The genetic code is used to interpret the nucleotide triplets that make up mRNA. To use the alphabetical presentation of the genetic code found in the table above, find the codon of interest in one of the six right hand columns and locate the corresponding amino acid in the leftmost column. This chart is also useful for finding all codons that correspond to a particular amino acid or Stop.
To interpret a codon using the Genetic Code Large Print Braille, choose the page that has the first letter of the codon in the left column. Then find the second codon letter in the second column of the same page, and then the third codon letter in the third column, which also includes the corresponding amino acid. Note that mRNA codons are always read from the free phosphate side of the first nucleotide to the free sugar side in the third nucleotide. In the example below, the codon is read AUG, which codes for the amino acid Methionine.
The steps of this process through transcription are demonstrated using the DNA and RNA nucleotide subunits from the DNA-RNA Kit.
This figure shows a length of double-stranded DNA with the gene of interest (lower strand). Note how the two attached DNA strands are antiparallel—that is, the upper strand has a free sugar on the left and a free phosphate on the right, and the lower strand has a free phosphate on the left and a free sugar on the right. This demonstrates how both the nucleotides and the strands have directionality.
This figure shows the same DNA separated into two single strands.
This figure shows just the DNA template strand.
The DNA template strand is used to form a strand of mRNA. Begin base-pairing mRNA nucleotide subunits at the free sugar side of the DNA template strand: RNA adenine (A) attaches to DNA thymine (T). Make sure the RNA strand has a free phosphate side at its starting point.
Continue attaching RNA subunits, always adding new nucleotides to the sugar side of the growing mRNA strand.
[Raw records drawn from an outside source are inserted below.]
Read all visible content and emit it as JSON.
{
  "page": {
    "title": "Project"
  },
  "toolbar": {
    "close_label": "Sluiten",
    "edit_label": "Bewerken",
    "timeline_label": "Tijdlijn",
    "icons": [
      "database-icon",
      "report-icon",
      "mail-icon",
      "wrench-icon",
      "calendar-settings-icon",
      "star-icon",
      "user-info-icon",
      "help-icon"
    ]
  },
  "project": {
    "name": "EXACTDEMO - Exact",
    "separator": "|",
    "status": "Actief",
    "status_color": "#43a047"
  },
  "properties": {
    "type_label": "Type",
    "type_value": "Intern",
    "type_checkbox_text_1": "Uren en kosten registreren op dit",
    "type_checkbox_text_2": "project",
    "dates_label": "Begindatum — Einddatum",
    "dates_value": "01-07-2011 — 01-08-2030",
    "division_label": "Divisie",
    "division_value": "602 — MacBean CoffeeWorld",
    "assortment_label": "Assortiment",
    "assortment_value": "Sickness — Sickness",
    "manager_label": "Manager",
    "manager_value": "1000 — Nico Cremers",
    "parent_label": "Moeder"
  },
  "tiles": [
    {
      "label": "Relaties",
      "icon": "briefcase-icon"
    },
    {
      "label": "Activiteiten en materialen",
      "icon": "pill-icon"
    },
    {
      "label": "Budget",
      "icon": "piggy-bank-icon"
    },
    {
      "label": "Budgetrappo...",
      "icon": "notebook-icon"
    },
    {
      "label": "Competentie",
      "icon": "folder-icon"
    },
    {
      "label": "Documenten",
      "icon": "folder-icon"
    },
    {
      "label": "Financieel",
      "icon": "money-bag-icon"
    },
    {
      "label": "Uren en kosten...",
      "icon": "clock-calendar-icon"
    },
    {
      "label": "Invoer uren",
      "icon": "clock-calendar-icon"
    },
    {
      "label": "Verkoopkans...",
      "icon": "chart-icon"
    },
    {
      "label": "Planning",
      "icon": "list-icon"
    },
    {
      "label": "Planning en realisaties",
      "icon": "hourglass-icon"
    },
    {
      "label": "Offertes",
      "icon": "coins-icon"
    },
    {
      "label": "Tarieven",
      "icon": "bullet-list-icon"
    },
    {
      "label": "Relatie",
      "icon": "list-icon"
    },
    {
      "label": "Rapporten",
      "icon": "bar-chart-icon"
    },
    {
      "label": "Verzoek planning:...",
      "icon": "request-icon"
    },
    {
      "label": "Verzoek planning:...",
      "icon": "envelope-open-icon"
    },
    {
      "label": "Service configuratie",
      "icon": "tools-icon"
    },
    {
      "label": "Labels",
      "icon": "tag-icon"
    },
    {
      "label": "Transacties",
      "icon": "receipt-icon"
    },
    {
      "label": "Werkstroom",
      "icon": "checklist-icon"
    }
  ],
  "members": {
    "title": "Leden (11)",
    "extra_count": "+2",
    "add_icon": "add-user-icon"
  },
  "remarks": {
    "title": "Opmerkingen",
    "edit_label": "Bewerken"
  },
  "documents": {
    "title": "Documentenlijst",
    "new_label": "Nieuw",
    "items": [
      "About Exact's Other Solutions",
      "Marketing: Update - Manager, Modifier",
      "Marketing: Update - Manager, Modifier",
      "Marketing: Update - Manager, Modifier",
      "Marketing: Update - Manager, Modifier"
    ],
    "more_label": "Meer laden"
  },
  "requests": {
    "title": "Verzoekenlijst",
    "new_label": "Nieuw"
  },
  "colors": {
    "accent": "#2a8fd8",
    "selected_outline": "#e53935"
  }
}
Continue attaching RNA subunits using DNA to RNA base-pairing rules until the whole DNA template strand is transcribed. Note how the DNA template strand and the mRNA strand are antiparallel—that is, the upper mRNA strand has a free sugar on the left and a free phosphate on the right, and the lower strand (DNA template) has a free phosphate on the left and a free sugar on the right (just as in double-stranded DNA.)
Separate the mRNA from the DNA template strand; the mRNA is now complete.
This is the process of translating a sequence of nucleotides from the mRNA to a sequence of amino acids, thus forming the primary structure of a protein. Reorient the mRNA strand so the bases point up and the strand can be read from free phosphate side to free sugar side (left to right).
Decode each triplet and prepare tRNA anticodon and amino acid combinations using tRNA nucleotide subunits and amino acid subunits from the PSK.
Line up and attach tRNA anticodons and the Stop Release factor to mRNA codons, and amino acids to each other.
Detach the tRNA anticodons from the amino acids and remove
the Stop Release factor to reveal the correct amino acid sequence or
polypeptide. This represents the primary structure of a protein.
All cells contain genetic information in the form of DNA molecules. Genes are regions in the DNA that contain the instructions that code for the formation of proteins, which carry out most of the work of cells. (HS-LS1-1)
Each chromosome consists of a single very long DNA molecule, and each gene on a chromosome is a particular segment of that DNA. The instructions for forming species’ characteristics are carried in DNA. All cells in an organism have the same genetic content, but the genes used (expressed) by the cell may be regulated in different ways. Not all DNA codes for a protein; some segments of DNA are involved in regulatory or structural functions, and some have no known function. (HS-LS3-1)
1 NGSS Lead States. 2013. Next Generation Science Standards: For States, By States. Washington, DC: The National Academies Press.
Next Generation Science Standards
DNA from the Beginning
Translation (basic detail)